If we listen to the people around us, it would seem that everybody has gone through it.
We all talk about it, but again who really knows what it is to go through a depression experience? Not to be down for a couple of days, not to feel sad, to actually have depression.
Everyone has and will experience tough times, sad thoughts or unhappiness. We will all lose people we love or have important relationships that will come to an end and make us very sad.
These moments can put you more at risk to Depression, but it doesn’t mean you will actually experience Depression.
Sometimes, Depression just appears, it arises suddenly and inexplicably, no matter how well your life seems to be going.
The stigma around Depression
Before anything, let’s begin with what matters the most here: Depression is a real mental illness experience.
People living with depression are not faking it, they are not lazy, and they are not asking for attention. Not only that Depression is a very difficult experience to live, it is one of the leading causes of disease all around the world and saying that it can lead to death is not a bad joke.
Depression can be the symptom of another illness experience, physical or mental, or it can be the main experience as people going through a major depressive disorder experience.
This is one of the most common mental illness experiences worldwide but it is still a very stigmatized one. Many people believe this is not real and will say things like “If you’d just smile when you wake up, you’d see life isn’t that bad”, “You have nothing to be sad about, just put things into perspective a bit!”, “What do you mean you can’t get out of bed? Just stop being so lazy!” and it could go on for pages.
Depression is not something you can control; it is not something you could just snap out of with a bit more of motivation. It is not something people choose, or that appears because you allowed yourself to be sad or to grief for example, and it is not something that is going to go away with positive thinking.
Depression is not a sign of the person being lazy, or just seeking attention, it is a medical condition where your brain’s chemistry, function, and/or structure are negatively affected by environmental or biological factors.
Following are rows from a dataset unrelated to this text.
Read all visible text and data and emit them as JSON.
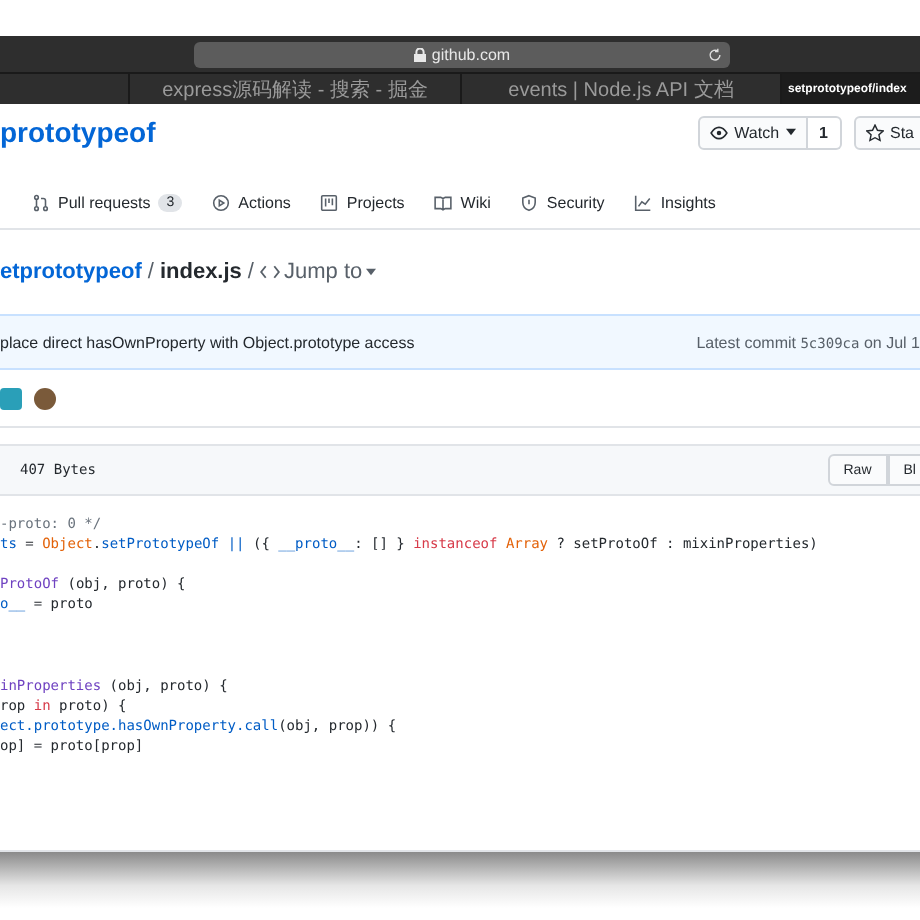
{
  "browser": {
    "address": "github.com",
    "tabs": [
      {
        "label": "express源码解读 - 搜索 - 掘金",
        "selected": false
      },
      {
        "label": "events | Node.js API 文档",
        "selected": false
      },
      {
        "label": "setprototypeof/index",
        "selected": true
      }
    ]
  },
  "repo": {
    "name": "prototypeof",
    "watch": {
      "label": "Watch",
      "count": "1"
    },
    "star": {
      "label": "Sta"
    }
  },
  "nav": [
    {
      "kind": "pulls",
      "label": "Pull requests",
      "count": "3"
    },
    {
      "kind": "actions",
      "label": "Actions"
    },
    {
      "kind": "projects",
      "label": "Projects"
    },
    {
      "kind": "wiki",
      "label": "Wiki"
    },
    {
      "kind": "security",
      "label": "Security"
    },
    {
      "kind": "insights",
      "label": "Insights"
    }
  ],
  "breadcrumb": {
    "repo": "etprototypeof",
    "separators": [
      "/",
      "/"
    ],
    "file": "index.js",
    "jump": "Jump to"
  },
  "commit": {
    "message": "place direct hasOwnProperty with Object.prototype access",
    "latest": "Latest commit",
    "sha": "5c309ca",
    "date": "on Jul 1"
  },
  "file": {
    "size": "407 Bytes",
    "buttons": [
      "Raw",
      "Bl"
    ]
  },
  "code": [
    {
      "kind": "code",
      "tokens": [
        {
          "kind": "comment",
          "text": "-proto: 0 */"
        }
      ]
    },
    {
      "kind": "code",
      "tokens": [
        {
          "kind": "const",
          "text": "ts"
        },
        {
          "kind": "plain",
          "text": " = "
        },
        {
          "kind": "builtin",
          "text": "Object"
        },
        {
          "kind": "plain",
          "text": "."
        },
        {
          "kind": "const",
          "text": "setPrototypeOf ||"
        },
        {
          "kind": "plain",
          "text": " ({ "
        },
        {
          "kind": "const",
          "text": "__proto__"
        },
        {
          "kind": "plain",
          "text": ": [] } "
        },
        {
          "kind": "keyword",
          "text": "instanceof "
        },
        {
          "kind": "builtin",
          "text": "Array"
        },
        {
          "kind": "plain",
          "text": " ? setProtoOf : mixinProperties)"
        }
      ]
    },
    {
      "kind": "blank"
    },
    {
      "kind": "code",
      "tokens": [
        {
          "kind": "func",
          "text": "ProtoOf"
        },
        {
          "kind": "plain",
          "text": " (obj, proto) {"
        }
      ]
    },
    {
      "kind": "code",
      "tokens": [
        {
          "kind": "const",
          "text": "o__"
        },
        {
          "kind": "plain",
          "text": " = proto"
        }
      ]
    },
    {
      "kind": "blank"
    },
    {
      "kind": "blank"
    },
    {
      "kind": "blank"
    },
    {
      "kind": "code",
      "tokens": [
        {
          "kind": "func",
          "text": "inProperties"
        },
        {
          "kind": "plain",
          "text": " (obj, proto) {"
        }
      ]
    },
    {
      "kind": "code",
      "tokens": [
        {
          "kind": "plain",
          "text": "rop "
        },
        {
          "kind": "keyword",
          "text": "in"
        },
        {
          "kind": "plain",
          "text": " proto) {"
        }
      ]
    },
    {
      "kind": "code",
      "tokens": [
        {
          "kind": "const",
          "text": "ect.prototype.hasOwnProperty.call"
        },
        {
          "kind": "plain",
          "text": "(obj, prop)) {"
        }
      ]
    },
    {
      "kind": "code",
      "tokens": [
        {
          "kind": "plain",
          "text": "op] = proto[prop]"
        }
      ]
    }
  ]
}
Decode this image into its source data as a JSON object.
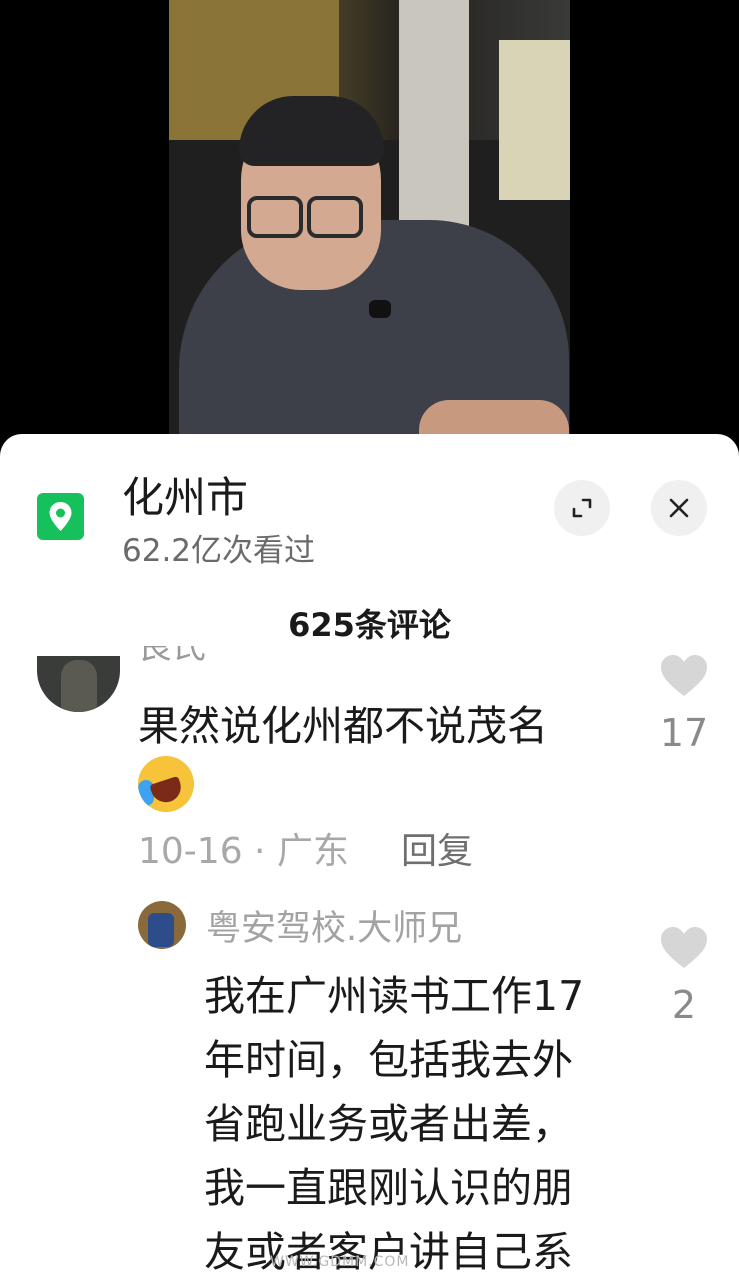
{
  "location": {
    "name": "化州市",
    "views": "62.2亿次看过"
  },
  "comments_count": "625条评论",
  "comments": [
    {
      "author": "良氏",
      "text": "果然说化州都不说茂名",
      "date_location": "10-16 · 广东",
      "reply_label": "回复",
      "likes": "17"
    }
  ],
  "reply": {
    "author": "粤安驾校.大师兄",
    "lines": [
      "我在广州读书工作17",
      "年时间，包括我去外",
      "省跑业务或者出差，",
      "我一直跟刚认识的朋",
      "友或者客户讲自己系"
    ],
    "likes": "2"
  },
  "watermark": "WWW.GDMM.COM",
  "colors": {
    "location_icon": "#16c05b",
    "like_heart": "#d6d6d6"
  },
  "icons": [
    "location-pin-icon",
    "expand-icon",
    "close-icon",
    "heart-icon"
  ]
}
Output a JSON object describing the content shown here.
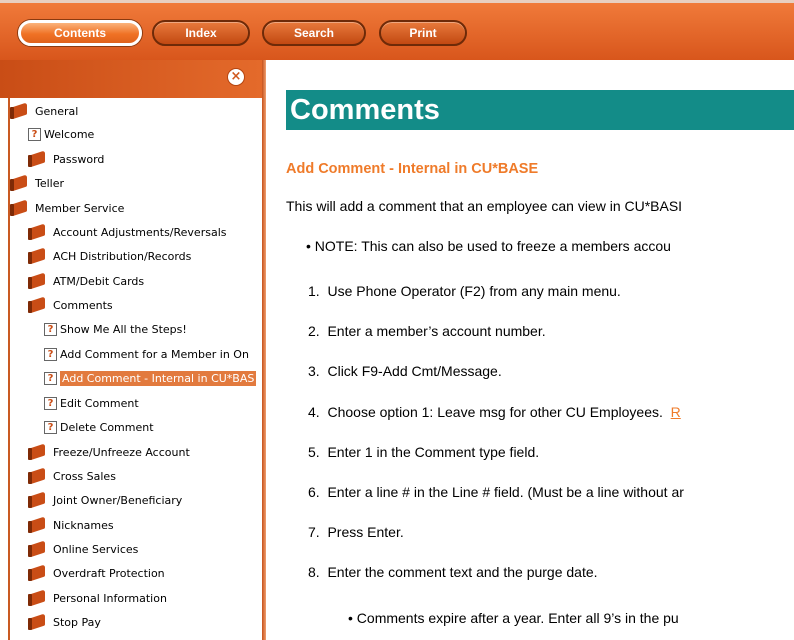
{
  "toolbar": {
    "buttons": [
      {
        "label": "Contents"
      },
      {
        "label": "Index"
      },
      {
        "label": "Search"
      },
      {
        "label": "Print"
      }
    ]
  },
  "sidebar": {
    "close_glyph": "×",
    "items": [
      {
        "label": "General",
        "icon": "book-icon"
      },
      {
        "label": "Welcome",
        "icon": "help-icon"
      },
      {
        "label": "Password",
        "icon": "book-icon"
      },
      {
        "label": "Teller",
        "icon": "book-icon"
      },
      {
        "label": "Member Service",
        "icon": "book-icon"
      },
      {
        "label": "Account Adjustments/Reversals",
        "icon": "book-icon"
      },
      {
        "label": "ACH Distribution/Records",
        "icon": "book-icon"
      },
      {
        "label": "ATM/Debit Cards",
        "icon": "book-icon"
      },
      {
        "label": "Comments",
        "icon": "book-icon"
      },
      {
        "label": "Show Me All the Steps!",
        "icon": "help-icon"
      },
      {
        "label": "Add Comment for a Member in On",
        "icon": "help-icon"
      },
      {
        "label": "Add Comment - Internal in CU*BAS",
        "icon": "help-icon",
        "selected": true
      },
      {
        "label": "Edit Comment",
        "icon": "help-icon"
      },
      {
        "label": "Delete Comment",
        "icon": "help-icon"
      },
      {
        "label": "Freeze/Unfreeze Account",
        "icon": "book-icon"
      },
      {
        "label": "Cross Sales",
        "icon": "book-icon"
      },
      {
        "label": "Joint Owner/Beneficiary",
        "icon": "book-icon"
      },
      {
        "label": "Nicknames",
        "icon": "book-icon"
      },
      {
        "label": "Online Services",
        "icon": "book-icon"
      },
      {
        "label": "Overdraft Protection",
        "icon": "book-icon"
      },
      {
        "label": "Personal Information",
        "icon": "book-icon"
      },
      {
        "label": "Stop Pay",
        "icon": "book-icon"
      }
    ]
  },
  "content": {
    "title": "Comments",
    "subheading": "Add Comment - Internal in CU*BASE",
    "intro": "This will add a comment that an employee can view in CU*BASI",
    "note": "•  NOTE:  This can also be used to freeze a members accou",
    "steps": [
      {
        "number": "1.",
        "text": "Use Phone Operator (F2) from any main menu."
      },
      {
        "number": "2.",
        "text": "Enter a member’s account number."
      },
      {
        "number": "3.",
        "text": "Click F9-Add Cmt/Message."
      },
      {
        "number": "4.",
        "text": "Choose option 1:  Leave msg for other CU Employees.",
        "link": "R"
      },
      {
        "number": "5.",
        "text": "Enter 1 in the Comment type field."
      },
      {
        "number": "6.",
        "text": "Enter a line # in the Line # field.  (Must be a line without ar"
      },
      {
        "number": "7.",
        "text": "Press Enter."
      },
      {
        "number": "8.",
        "text": "Enter the comment text and the purge date."
      }
    ],
    "sub_note": "•  Comments expire after a year.  Enter all 9’s in the pu"
  },
  "colors": {
    "toolbar_orange": "#e2622a",
    "title_teal": "#138c88",
    "accent_orange": "#ef7b2a",
    "selection_orange": "#e27a3e"
  }
}
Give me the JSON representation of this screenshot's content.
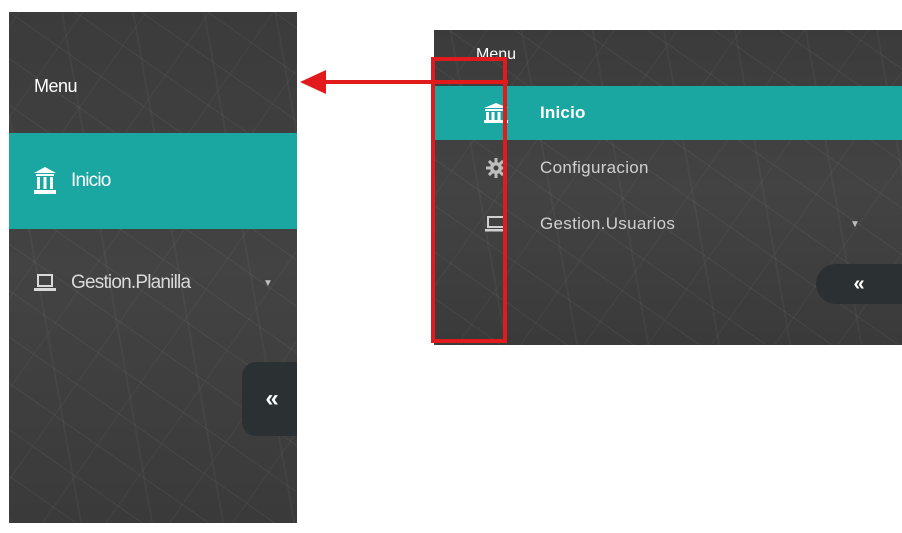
{
  "left_panel": {
    "title": "Menu",
    "items": [
      {
        "label": "Inicio",
        "icon": "bank-icon",
        "active": true
      },
      {
        "label": "Gestion.Planilla",
        "icon": "laptop-icon",
        "active": false,
        "has_dropdown": true
      }
    ],
    "dropdown_caret": "▼",
    "collapse_label": "«"
  },
  "right_panel": {
    "title": "Menu",
    "items": [
      {
        "label": "Inicio",
        "icon": "bank-icon",
        "active": true
      },
      {
        "label": "Configuracion",
        "icon": "gear-icon",
        "active": false
      },
      {
        "label": "Gestion.Usuarios",
        "icon": "laptop-icon",
        "active": false,
        "has_dropdown": true
      }
    ],
    "dropdown_caret": "▼",
    "collapse_label": "«"
  },
  "colors": {
    "active_bg": "#1aa7a1",
    "panel_bg": "#3f3f3f",
    "annotation": "#e11b1b",
    "collapse_bg": "#2b3032"
  }
}
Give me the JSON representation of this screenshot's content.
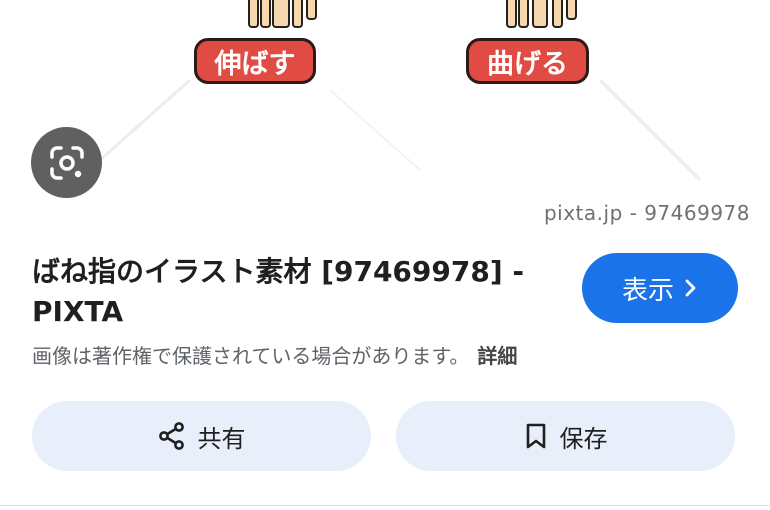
{
  "preview": {
    "labels": [
      "伸ばす",
      "曲げる"
    ],
    "watermark": "pixta.jp - 97469978"
  },
  "icons": {
    "lens": "google-lens-icon",
    "chevron": "chevron-right-icon",
    "share": "share-icon",
    "bookmark": "bookmark-icon"
  },
  "result": {
    "title_line1": "ばね指のイラスト素材 [97469978] -",
    "title_line2": "PIXTA",
    "show_label": "表示",
    "notice": "画像は著作権で保護されている場合があります。",
    "details_link": "詳細"
  },
  "actions": {
    "share_label": "共有",
    "save_label": "保存"
  },
  "colors": {
    "accent": "#1a73e8",
    "action_bg": "#e8effa",
    "label_red": "#e04b43"
  }
}
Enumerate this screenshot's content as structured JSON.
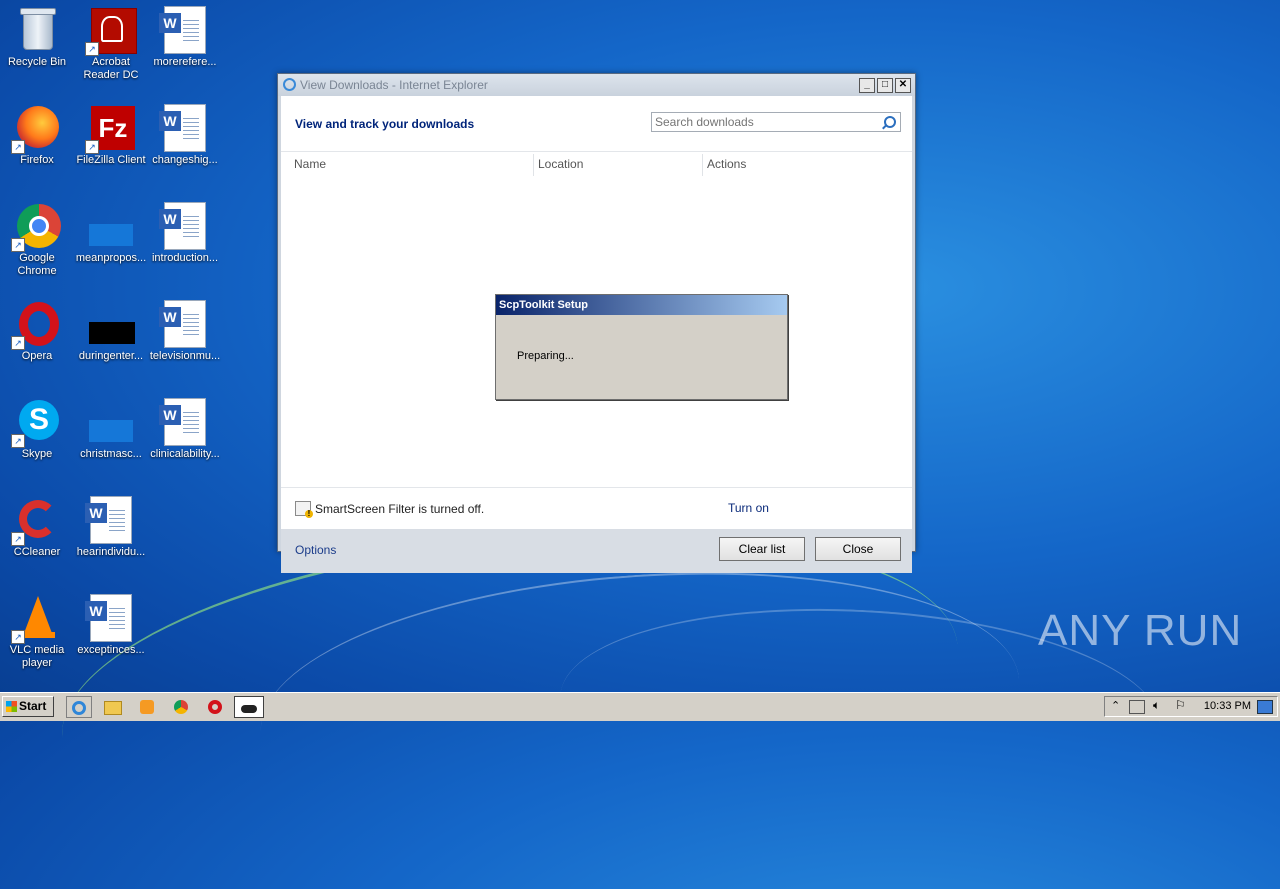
{
  "desktop": {
    "icons": [
      {
        "label": "Recycle Bin",
        "icon": "recycle-bin-icon"
      },
      {
        "label": "Acrobat Reader DC",
        "icon": "acrobat-icon"
      },
      {
        "label": "morerefere...",
        "icon": "word-doc-icon"
      },
      {
        "label": "Firefox",
        "icon": "firefox-icon"
      },
      {
        "label": "FileZilla Client",
        "icon": "filezilla-icon"
      },
      {
        "label": "changeshig...",
        "icon": "word-doc-icon"
      },
      {
        "label": "Google Chrome",
        "icon": "chrome-icon"
      },
      {
        "label": "meanpropos...",
        "icon": "blank-file-icon"
      },
      {
        "label": "introduction...",
        "icon": "word-doc-icon"
      },
      {
        "label": "Opera",
        "icon": "opera-icon"
      },
      {
        "label": "duringenter...",
        "icon": "black-file-icon"
      },
      {
        "label": "televisionmu...",
        "icon": "word-doc-icon"
      },
      {
        "label": "Skype",
        "icon": "skype-icon"
      },
      {
        "label": "christmasc...",
        "icon": "blank-file-icon"
      },
      {
        "label": "clinicalability...",
        "icon": "word-doc-icon"
      },
      {
        "label": "CCleaner",
        "icon": "ccleaner-icon"
      },
      {
        "label": "hearindividu...",
        "icon": "word-doc-icon"
      },
      {
        "label": "VLC media player",
        "icon": "vlc-icon"
      },
      {
        "label": "exceptinces...",
        "icon": "word-doc-icon"
      }
    ],
    "watermark": "ANY RUN"
  },
  "ie_window": {
    "title": "View Downloads - Internet Explorer",
    "heading": "View and track your downloads",
    "search_placeholder": "Search downloads",
    "columns": [
      "Name",
      "Location",
      "Actions"
    ],
    "smartscreen_text": "SmartScreen Filter is turned off.",
    "turn_on": "Turn on",
    "options": "Options",
    "clear_list": "Clear list",
    "close": "Close"
  },
  "setup_dialog": {
    "title": "ScpToolkit Setup",
    "message": "Preparing..."
  },
  "taskbar": {
    "start": "Start",
    "clock": "10:33 PM"
  }
}
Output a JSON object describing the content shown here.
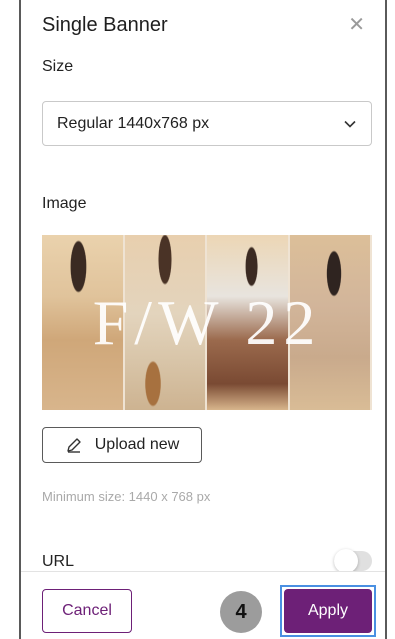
{
  "modal": {
    "title": "Single Banner",
    "close_icon": "close-icon"
  },
  "size": {
    "label": "Size",
    "selected": "Regular 1440x768 px"
  },
  "image": {
    "label": "Image",
    "overlay_text": "F/W 22"
  },
  "upload": {
    "label": "Upload new",
    "hint": "Minimum size: 1440 x 768 px"
  },
  "url": {
    "label": "URL",
    "toggle_on": false
  },
  "footer": {
    "cancel_label": "Cancel",
    "apply_label": "Apply",
    "step_number": "4"
  },
  "colors": {
    "brand": "#6d2077",
    "highlight": "#4a90e2",
    "badge": "#9c9c9c"
  }
}
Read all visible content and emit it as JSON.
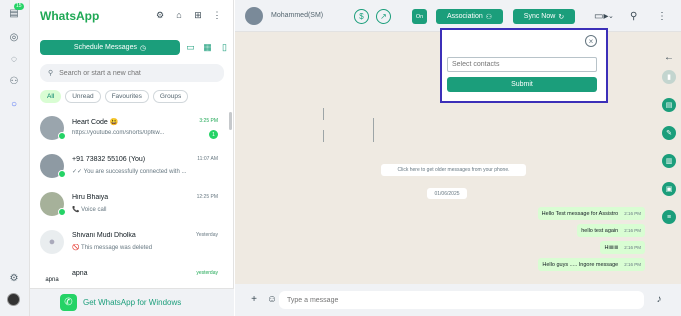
{
  "rail": {
    "badge": "15"
  },
  "sidebar": {
    "brand": "WhatsApp",
    "schedule_label": "Schedule Messages",
    "search_placeholder": "Search or start a new chat",
    "chips": [
      "All",
      "Unread",
      "Favourites",
      "Groups"
    ],
    "chats": [
      {
        "name": "Heart Code 😃",
        "preview": "https://youtube.com/shorts/0pfkw...",
        "time": "3:25 PM",
        "time_green": true,
        "unread": "1"
      },
      {
        "name": "+91 73832 55106 (You)",
        "preview": "✓✓ You are successfully connected with ...",
        "time": "11:07 AM",
        "time_green": false,
        "unread": ""
      },
      {
        "name": "Hiru Bhaiya",
        "preview": "📞 Voice call",
        "time": "12:25 PM",
        "time_green": false,
        "unread": ""
      },
      {
        "name": "Shivani Mudi Dholka",
        "preview": "🚫 This message was deleted",
        "time": "Yesterday",
        "time_green": false,
        "unread": ""
      },
      {
        "name": "apna",
        "preview": "",
        "time": "yesterday",
        "time_green": true,
        "unread": ""
      }
    ],
    "get_windows": "Get WhatsApp for Windows"
  },
  "conversation": {
    "contact_name": "Mohammed(SM)",
    "on_label": "On",
    "association_label": "Association",
    "sync_label": "Sync Now",
    "older_messages": "Click here to get older messages from your phone.",
    "date_divider": "01/06/2025",
    "messages": [
      {
        "text": "Hello Test message for Assistro",
        "time": "2:16 PM"
      },
      {
        "text": "hello test again",
        "time": "2:16 PM"
      },
      {
        "text": "Hiiiiiiii",
        "time": "2:16 PM"
      },
      {
        "text": "Hello guys ..... Ingore message",
        "time": "2:16 PM"
      }
    ],
    "composer_placeholder": "Type a message"
  },
  "popup": {
    "contacts_placeholder": "Select contacts",
    "submit_label": "Submit"
  },
  "colors": {
    "brand_green": "#1fa855",
    "teal": "#1b9e7b",
    "popup_border": "#3c2fb8"
  }
}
I don’t want to talk about whether you have to take an antidepressant or not, because this is different for each person. What is certain, is that sometimes you need an antidepressant to recover. Some people need other medical interventions, some even need brain surgery (yes, I did interview someone who has recovered after almost 30 years of depression with a brain surgery!), some will only need therapy. No matter what you need, there is help out there!
The last common mistake about Depression is to believe it only affects women. Nowadays women are more open about their feelings, but that doesn’t mean men don’t experience depression! They do and they are even more at risk than women because they are more likely to commit suicide.
I hope now, you understand that it is not because someone has Depression or had depression that they are a lesser friend, lover or person.
Depression is not contagious; you can talk about it without fear. Oh, and should I add here, that it’s not a demon that took possession of them or God punishing them because they did something wrong? No, it’s not (as it is not with any mental illness experience, by the way)!
To be diagnosed with Depression
Now, that I’ve put it all here, what is depression? The American Psychiatric Association (APA) states that depression (major depressive disorder) is “a common and serious medical illness” affecting how a person feels and behaves in society.
People experiencing depression may exhibit multiple symptoms such as:
- Sadness and frustration.
- Slow-moving and slow thinking or fast-moving and over-thinking.
- Extreme fatigue and loss of memory.
- Loss of interest in social activities.
- Weight loss or weight gain.
- Insomnia or oversleeping.
- Suicidal tendencies.
The National Institute of Mental Health (NIMH) also lists a number of depression disorders that develop under particular circumstances. Among them are:
- Persistent depressive disorder – Lasting at least two years. People with persistent depressive disorder often alternate major and minor episodes of depression.
- Peripartum depression – Before or after delivery (also known as postpartum depression). People going through peripartum depression experience extreme fatigue and deep sadness. Such symptoms often prevent new mothers to care for their newborn children.
- Seasonal depression – During the winter months. People experience seasonal depression when in need of natural sunlight. Seasonal depression often leads to social isolation and weight gain.
- Bipolar disorder – different from depression but included in the list because individuals with bipolar disorder also experience major depression–like episodes.
What Causes Depression?
Concerning the potential causes of depression, researchers have identified the following factors:
- Genetics. If one member of the family has experienced depression, other members of the family are more likely to experience it. (This doesn’t mean that because one of your parents or siblings has experienced it, you will automatically do too!)
- Brain malformation – i.e. neurotransmitter abnormalities.
- Socio-cultural environment. People exposed to violence, abandonment and economic distress are prone to develop depression.
- Personality traits. Lack of confidence and low self-esteem people are more at risk to experience depression.
- 4.4% of the population experiences depression worldwide.
- Yearly, 800 000 people with depression commit suicide.
- In the US over 7% of people have experienced depression at least once in a lifetime.
- The number of people with depression rose by 18% between 2005 and 2015.
- Women are more likely to experience depression than men are (5.1% vs 3.6%).